Union and the University of Dayton are the newest schools joining the growing list of U.S. colleges and universities divesting from fossil fuels as a way to stop financially supporting the climate pollution and the public health implications of coal, oil, and natural gas as the dominant sources of energy in the country. Their announcements are unique because they speak not only of the moral choice, but of the Christian choice on matters of financial investment.
At the Presbyterian Church (USA) General Assembly this past week, in addition to the denomination’s decision to divest from three companies in relation to conflict in Israel/Palestine, a decision was made to begin the discernment process on fossil fuel divestment.

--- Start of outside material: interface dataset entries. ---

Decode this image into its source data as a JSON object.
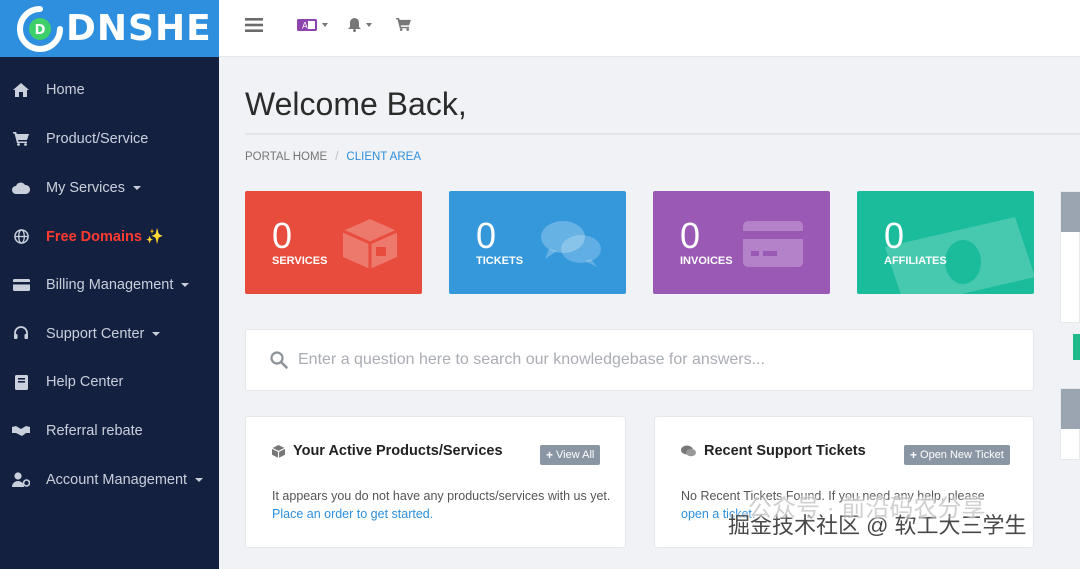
{
  "brand": {
    "logo_text": "DNSHE",
    "primary": "#2d8fdd",
    "sidebar_bg": "#142040"
  },
  "sidebar": {
    "items": [
      {
        "label": "Home",
        "icon": "home-icon",
        "has_caret": false
      },
      {
        "label": "Product/Service",
        "icon": "cart-icon",
        "has_caret": false
      },
      {
        "label": "My Services",
        "icon": "cloud-icon",
        "has_caret": true
      },
      {
        "label": "Free Domains ✨",
        "icon": "globe-icon",
        "has_caret": false
      },
      {
        "label": "Billing Management",
        "icon": "credit-card-icon",
        "has_caret": true
      },
      {
        "label": "Support Center",
        "icon": "headset-icon",
        "has_caret": true
      },
      {
        "label": "Help Center",
        "icon": "book-icon",
        "has_caret": false
      },
      {
        "label": "Referral rebate",
        "icon": "handshake-icon",
        "has_caret": false
      },
      {
        "label": "Account Management",
        "icon": "user-cog-icon",
        "has_caret": true
      }
    ]
  },
  "topbar": {
    "icons": [
      "menu-icon",
      "language-icon",
      "bell-icon",
      "cart-icon"
    ]
  },
  "main": {
    "title": "Welcome Back,",
    "breadcrumb": {
      "home": "PORTAL HOME",
      "separator": "/",
      "current": "CLIENT AREA"
    },
    "tiles": [
      {
        "count": "0",
        "label": "SERVICES",
        "color": "#e74c3c"
      },
      {
        "count": "0",
        "label": "TICKETS",
        "color": "#3498db"
      },
      {
        "count": "0",
        "label": "INVOICES",
        "color": "#9b59b6"
      },
      {
        "count": "0",
        "label": "AFFILIATES",
        "color": "#1abc9c"
      }
    ],
    "search": {
      "placeholder": "Enter a question here to search our knowledgebase for answers..."
    },
    "panels": {
      "products": {
        "title": "Your Active Products/Services",
        "button": "View All",
        "text": "It appears you do not have any products/services with us yet.",
        "link": "Place an order to get started."
      },
      "tickets": {
        "title": "Recent Support Tickets",
        "button": "Open New Ticket",
        "text": "No Recent Tickets Found. If you need any help, please",
        "link": "open a ticket."
      }
    }
  },
  "watermark": {
    "line1": "公众号 · 前沿码农分享",
    "line2": "掘金技术社区 @ 软工大三学生"
  }
}
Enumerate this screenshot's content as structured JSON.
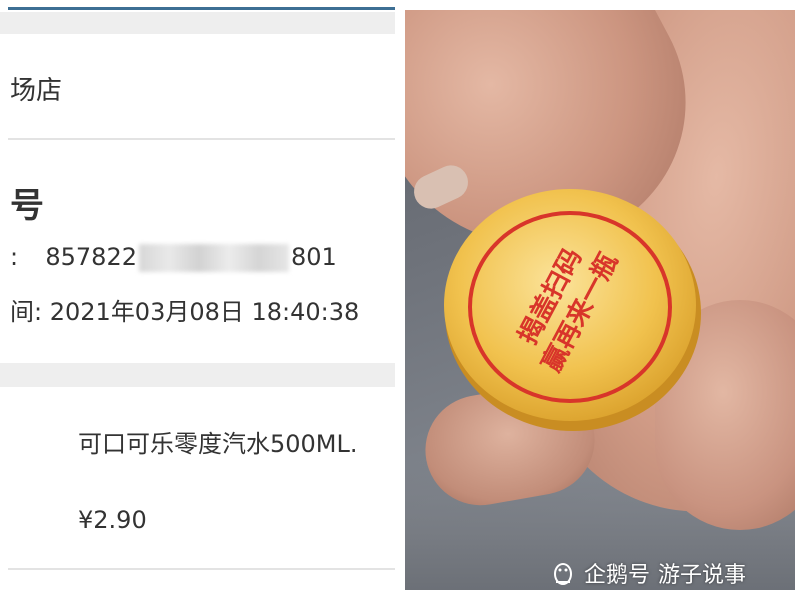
{
  "receipt": {
    "store_name_fragment": "场店",
    "heading_fragment": "号",
    "code_label_fragment": ":",
    "code_prefix": "857822",
    "code_suffix": "801",
    "time_label_fragment": "间:",
    "time_value": "2021年03月08日 18:40:38",
    "product_name": "可口可乐零度汽水500ML.",
    "price": "¥2.90"
  },
  "photo": {
    "cap_text_line1": "揭盖扫码",
    "cap_text_line2": "赢再来一瓶",
    "cap_color": "#f3c75a",
    "cap_text_color": "#d8352a"
  },
  "watermark": {
    "platform": "企鹅号",
    "account": "游子说事"
  }
}
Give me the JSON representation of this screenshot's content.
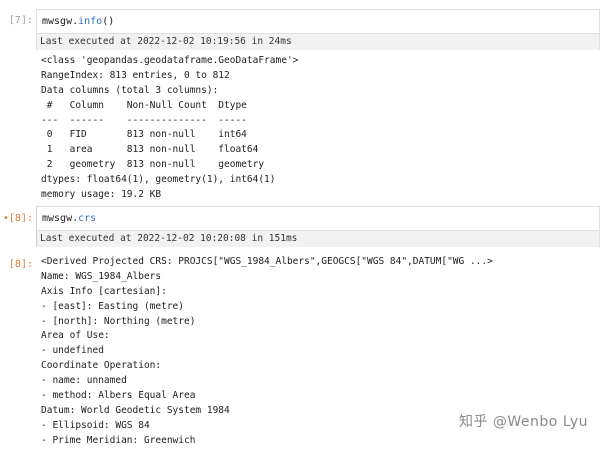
{
  "cells": [
    {
      "prompt": "[7]:",
      "code_prefix": "mwsgw.",
      "code_attr": "info",
      "code_suffix": "()",
      "exec_status": "Last executed at 2022-12-02 10:19:56 in 24ms",
      "output_lines": [
        "<class 'geopandas.geodataframe.GeoDataFrame'>",
        "RangeIndex: 813 entries, 0 to 812",
        "Data columns (total 3 columns):",
        " #   Column    Non-Null Count  Dtype",
        "---  ------    --------------  -----",
        " 0   FID       813 non-null    int64",
        " 1   area      813 non-null    float64",
        " 2   geometry  813 non-null    geometry",
        "dtypes: float64(1), geometry(1), int64(1)",
        "memory usage: 19.2 KB"
      ]
    },
    {
      "prompt": "[8]:",
      "prompt_marker": "•",
      "code_prefix": "mwsgw.",
      "code_attr": "crs",
      "code_suffix": "",
      "exec_status": "Last executed at 2022-12-02 10:20:08 in 151ms",
      "output_prompt": "[8]:",
      "output_lines": [
        "<Derived Projected CRS: PROJCS[\"WGS_1984_Albers\",GEOGCS[\"WGS 84\",DATUM[\"WG ...>",
        "Name: WGS_1984_Albers",
        "Axis Info [cartesian]:",
        "- [east]: Easting (metre)",
        "- [north]: Northing (metre)",
        "Area of Use:",
        "- undefined",
        "Coordinate Operation:",
        "- name: unnamed",
        "- method: Albers Equal Area",
        "Datum: World Geodetic System 1984",
        "- Ellipsoid: WGS 84",
        "- Prime Meridian: Greenwich"
      ]
    }
  ],
  "watermark": "知乎 @Wenbo Lyu",
  "colors": {
    "attr": "#2f6fc2",
    "prompt": "#9e9e9e",
    "out_prompt": "#e07a3a",
    "cell_border": "#e0e0e0"
  }
}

The fossil fuel divestment conversation is happening in many churches and religious institutions across the country, and Union Theological Seminary and the University of Dayton are clear that they see this as an act of Christian witness for protecting God’s creation and people.
Information is from The University of Dayton’s website.
Last week, Serene Jones, president of Union Theological Seminary, announced that the school is divesting its endowment of fossil fuels. It is the first seminary in the world to do so, marking Union’s latest action in a long legacy of social justice commitments.
So what? Well, it helps to look at this news in context.
New York City’s venerable Union Theological Seminary plans to pull all investments in fossil fuels from its $108.4 million endowment, casting it as part of a bid to atone for the “sin” of contributing to climate change.
Union’s portfolio has been investing 11 percent (or about $12 million) of its endowment in fossil fuels. Jones did not mince words in condemning the school’s contributions to fossil fuel, quoting “the wages of sin is death” from Scripture.
“We have sinned, and we see this divestment as an act of repentance for Union,” Jones wrote in an op-ed for Time magazine. “Climate change poses a catastrophic threat. As stewards of God’s creation, we simply must act to stop this sin.”
A recent study by biologists and climate researchers finds 57% of plants and 34% of animals will see their habitats cut by 50% or more by 2080. At the current rate worldwide temperatures are expected to rise 7 degrees by 2100. This change will make habitats in sub-Saharan Africa, Central America, Amazonia and Australia unsuitable for animals and plants. USA Today reports:
"The terrifying loss of biodiversity predicted by this study shows that climate chaos will fundamentally transform our planet," Shaye Wolf of the Center for Biological Diversity, a conservation group, says in a statement on the study. "We need to cut emissions now, before our ecosystems suffer catastrophic damage."
Read more here.
Midway through his nationwide, one-month Do The Math tour, Bill McKibben — author, environmental activist, and founder of 350.org — attracted a crowd that packed the Warner Theater in downtown Washington, D.C., on Sunday.
Joined both onstage and by video by a diverse group of speakers, including Rev. Lennox Yearwood of the Hip Hop Caucus, author Naomi Klein, and Archbishop Desmund Tutu, McKibben’s Do The Math tour brings to light the stark numbers of our current climate reality, first brought to the public’s attention in his viral article in Rolling Stone this past summer.
The three main numbers are as follows: 2 degrees Celsius is the maximum level of warming our planet can endure before real catastrophe occurs. To stay below 2 degrees C, we cannot burn more than 565 gigatons of carbon dioxide. But the problem is that the fossil fuel industry has 2,795 gigatons in their reserves — five times the safe amount to burn. As is their business plan, to reap the profit from these reserves, the fossil fuel companies plan on burning all of it, “unless we rise up to stop them” states the 350.org website.